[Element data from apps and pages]
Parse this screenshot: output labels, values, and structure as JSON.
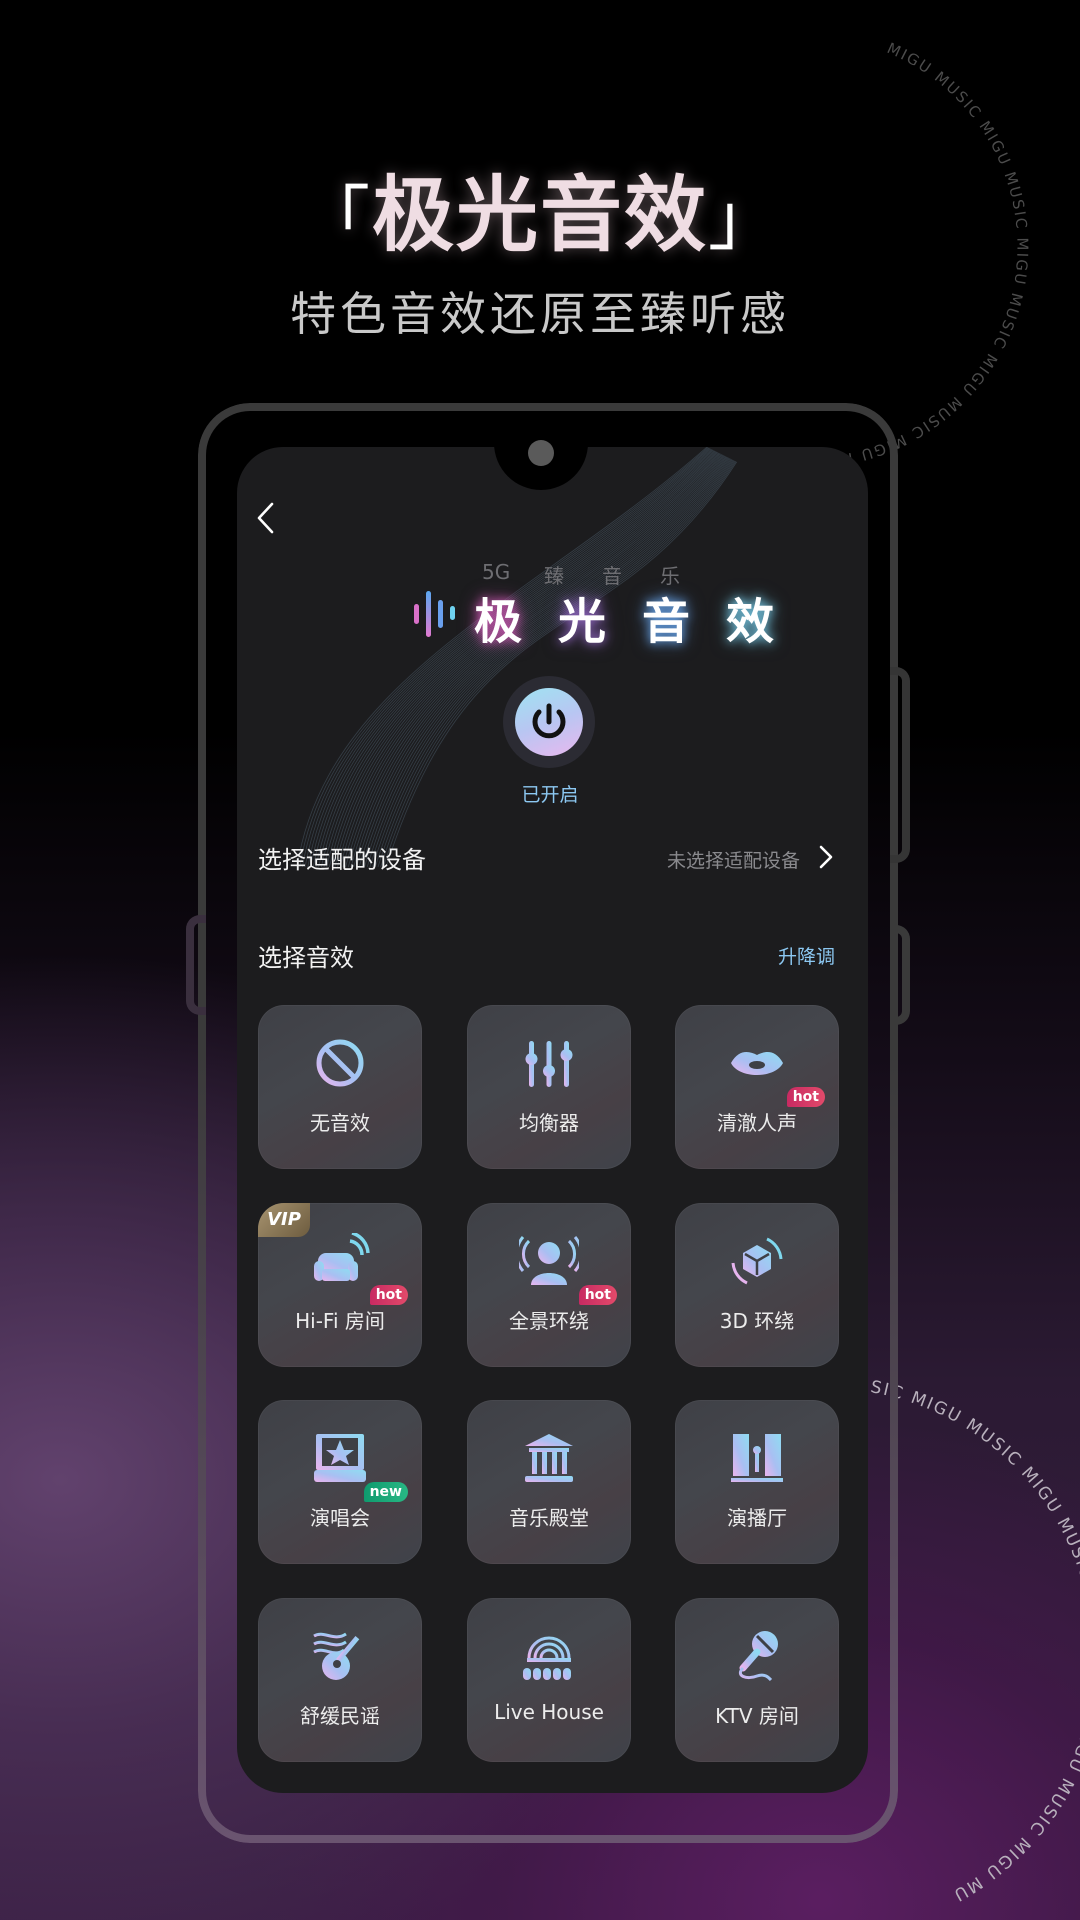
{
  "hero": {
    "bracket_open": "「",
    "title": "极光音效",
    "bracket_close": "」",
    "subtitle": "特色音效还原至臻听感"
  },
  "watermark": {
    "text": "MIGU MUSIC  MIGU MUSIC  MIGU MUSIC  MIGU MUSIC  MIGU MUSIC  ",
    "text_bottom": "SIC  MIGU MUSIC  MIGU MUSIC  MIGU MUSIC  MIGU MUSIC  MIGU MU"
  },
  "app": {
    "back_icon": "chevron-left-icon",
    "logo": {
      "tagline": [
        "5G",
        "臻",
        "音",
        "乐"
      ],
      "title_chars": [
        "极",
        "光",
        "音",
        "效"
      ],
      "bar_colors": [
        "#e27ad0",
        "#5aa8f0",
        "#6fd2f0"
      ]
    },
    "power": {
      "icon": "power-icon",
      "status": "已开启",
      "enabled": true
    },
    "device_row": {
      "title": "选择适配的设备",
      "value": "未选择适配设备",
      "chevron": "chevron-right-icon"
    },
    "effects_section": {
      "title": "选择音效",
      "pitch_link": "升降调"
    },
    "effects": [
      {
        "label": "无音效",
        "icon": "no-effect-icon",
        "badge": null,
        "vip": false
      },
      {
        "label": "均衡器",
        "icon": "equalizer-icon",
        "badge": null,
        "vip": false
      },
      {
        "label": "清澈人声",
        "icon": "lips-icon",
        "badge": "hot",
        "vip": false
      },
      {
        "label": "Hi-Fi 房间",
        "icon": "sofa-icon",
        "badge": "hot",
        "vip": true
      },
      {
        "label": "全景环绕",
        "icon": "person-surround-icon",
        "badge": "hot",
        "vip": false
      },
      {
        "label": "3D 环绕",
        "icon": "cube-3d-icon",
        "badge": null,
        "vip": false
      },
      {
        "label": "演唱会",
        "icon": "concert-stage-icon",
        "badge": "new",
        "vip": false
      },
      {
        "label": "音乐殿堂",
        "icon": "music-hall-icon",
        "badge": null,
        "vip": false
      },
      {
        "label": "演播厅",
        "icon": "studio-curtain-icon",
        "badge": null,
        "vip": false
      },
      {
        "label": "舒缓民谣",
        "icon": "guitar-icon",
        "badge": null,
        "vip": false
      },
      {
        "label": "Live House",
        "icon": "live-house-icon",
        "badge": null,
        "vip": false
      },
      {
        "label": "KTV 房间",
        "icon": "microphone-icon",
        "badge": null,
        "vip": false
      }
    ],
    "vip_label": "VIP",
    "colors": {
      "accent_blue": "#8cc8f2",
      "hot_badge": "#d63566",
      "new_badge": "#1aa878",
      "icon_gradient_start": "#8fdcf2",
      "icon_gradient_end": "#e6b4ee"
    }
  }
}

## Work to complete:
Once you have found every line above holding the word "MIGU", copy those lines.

## The answer:
    "text": "MIGU MUSIC  MIGU MUSIC  MIGU MUSIC  MIGU MUSIC  MIGU MUSIC  ",
    "text_bottom": "SIC  MIGU MUSIC  MIGU MUSIC  MIGU MUSIC  MIGU MUSIC  MIGU MU"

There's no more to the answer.